5. What happens to my complaint when it reaches your Office?
Firstly, the Pensions Ombudsman will decide whether he has power to investigate. If the complaint can be investigated, you will be notified and you may be asked for further information. Other parties to the complaint, named in your complaint form, will then be sent copies of any papers that you sent to the Pensions Ombudsman, to allow them respond to your complaint. The amount of time needed to investigate your complaint or dispute will depend on how complicated the matter is. Initially we may try to mediate between the parties to see if an acceptable solution can be found. However, if this does not work, we go to formal investigation resulting in a Final Determination. Near the end of a complicated investigation, the Pensions Ombudsman may give a "Preliminary View" to all parties. This will summarise the facts uncovered during the investigation and also indicate a possible final outcome. At that stage all parties will have a last chance to provide any further information or evidence that they feel is important to the case. The Pensions Ombudsman will then issue his Final Determination on the complaint which is legally binding on all parties. See complaint Flow Chart.

6. If I am not happy with the decision of the Pensions Ombudsman, what can I do?
A formal decision by the Pensions Ombudsman, called a Final Determination, is binding on all parties but may be appealed to the High Court by any party to the decision within 21 days.
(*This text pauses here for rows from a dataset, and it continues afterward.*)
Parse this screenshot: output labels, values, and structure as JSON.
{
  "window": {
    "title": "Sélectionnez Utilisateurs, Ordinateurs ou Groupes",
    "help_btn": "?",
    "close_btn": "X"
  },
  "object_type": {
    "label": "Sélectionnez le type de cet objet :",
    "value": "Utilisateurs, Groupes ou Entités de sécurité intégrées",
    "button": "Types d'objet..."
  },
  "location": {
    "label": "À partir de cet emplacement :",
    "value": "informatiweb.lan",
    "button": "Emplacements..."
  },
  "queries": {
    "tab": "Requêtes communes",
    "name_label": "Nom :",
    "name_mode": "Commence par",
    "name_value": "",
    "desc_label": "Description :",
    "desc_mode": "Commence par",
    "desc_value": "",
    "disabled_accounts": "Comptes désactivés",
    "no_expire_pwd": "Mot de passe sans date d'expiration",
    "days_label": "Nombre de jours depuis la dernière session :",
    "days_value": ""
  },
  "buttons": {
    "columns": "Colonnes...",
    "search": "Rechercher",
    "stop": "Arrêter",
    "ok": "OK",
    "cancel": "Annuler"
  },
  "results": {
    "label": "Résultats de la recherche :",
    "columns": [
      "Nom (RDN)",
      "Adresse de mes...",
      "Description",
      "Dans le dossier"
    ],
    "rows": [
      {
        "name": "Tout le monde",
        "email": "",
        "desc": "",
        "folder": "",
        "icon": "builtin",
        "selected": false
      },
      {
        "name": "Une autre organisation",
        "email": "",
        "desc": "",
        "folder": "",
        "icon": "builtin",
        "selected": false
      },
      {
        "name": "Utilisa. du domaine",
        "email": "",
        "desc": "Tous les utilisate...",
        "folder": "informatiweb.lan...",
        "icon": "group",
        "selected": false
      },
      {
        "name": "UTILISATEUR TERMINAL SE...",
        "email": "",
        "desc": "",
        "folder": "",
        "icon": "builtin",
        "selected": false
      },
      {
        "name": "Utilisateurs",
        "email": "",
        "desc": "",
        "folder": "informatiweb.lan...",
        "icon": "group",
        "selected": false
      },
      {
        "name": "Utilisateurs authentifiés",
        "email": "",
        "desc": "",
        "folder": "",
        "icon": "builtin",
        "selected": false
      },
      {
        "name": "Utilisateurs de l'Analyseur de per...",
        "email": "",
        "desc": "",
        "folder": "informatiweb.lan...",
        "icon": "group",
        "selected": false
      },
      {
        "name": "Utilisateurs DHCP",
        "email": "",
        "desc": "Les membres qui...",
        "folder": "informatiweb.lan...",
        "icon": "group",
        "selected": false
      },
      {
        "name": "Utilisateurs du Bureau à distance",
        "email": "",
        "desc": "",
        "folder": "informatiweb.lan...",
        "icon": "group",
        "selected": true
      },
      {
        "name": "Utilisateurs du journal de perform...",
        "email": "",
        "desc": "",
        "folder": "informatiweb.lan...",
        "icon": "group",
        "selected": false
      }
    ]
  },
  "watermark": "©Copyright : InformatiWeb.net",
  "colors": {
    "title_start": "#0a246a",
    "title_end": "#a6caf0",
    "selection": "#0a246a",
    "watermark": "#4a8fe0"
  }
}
7. How much does this service cost?
The Pensions Ombudsman does not make any charge for his service.

8. My parent / partner / child etc., was a member of a pension scheme, but is now deceased. Can I still make a complaint about their pension scheme?
Yes - on the official Complaint Form.

9. My parent/partner/child etc. wishes to bring a complaint to the Pensions Ombudsman, can they use a representative instead of doing it themselves?
Yes. However, they must authorise the representative on the Official Complaint Form which they must complete and sign, unless they are under 18 years old or are otherwise unable to sign. A complaint on behalf of a person under 18 should always be made by a representative.

10. Will the Pensions Ombudsman award costs for using a professional person in representing a complainant?
No. He is not allowed to award anything over and above the actual scheme benefit that you may have lost as a result of maladministration.

11. How far back can the Pensions Ombudsman go in relation to a complaint?
Two separate time-limits apply for bringing a complaint, depending on when the event happened which gives rise to the complaint. If it happened before the 28th April 2003 (the day the Pensions Ombudsman was appointed) it can be investigated as long as the date of the occurrence was not earlier than 13th April 1996. If it happened on or after 28th April 2003, the matter must be referred to this Office before the later of:

  • 6 years from the date of the act or event giving rise to the complaint or dispute or
  • 3 years from the date on which you were aware – or ought to have been aware – of the problem.

However, in these cases the Ombudsman may allow a longer period for accepting a complaint if it appears to him that there are reasonable grounds for extending the period.

12. What is the difference between the Pensions Ombudsman and the Pensions Board?
The Pensions Ombudsman is completely independent and has a statutory responsibility to deal with individual complaints made by members of the public on certain pension matters involving both maladministration and financial loss. His Office is funded by the taxpayer. The Pensions Board, on the other hand, has a statutory responsibility to monitor and supervise the pensions industry generally and is funded by a levy on pension schemes.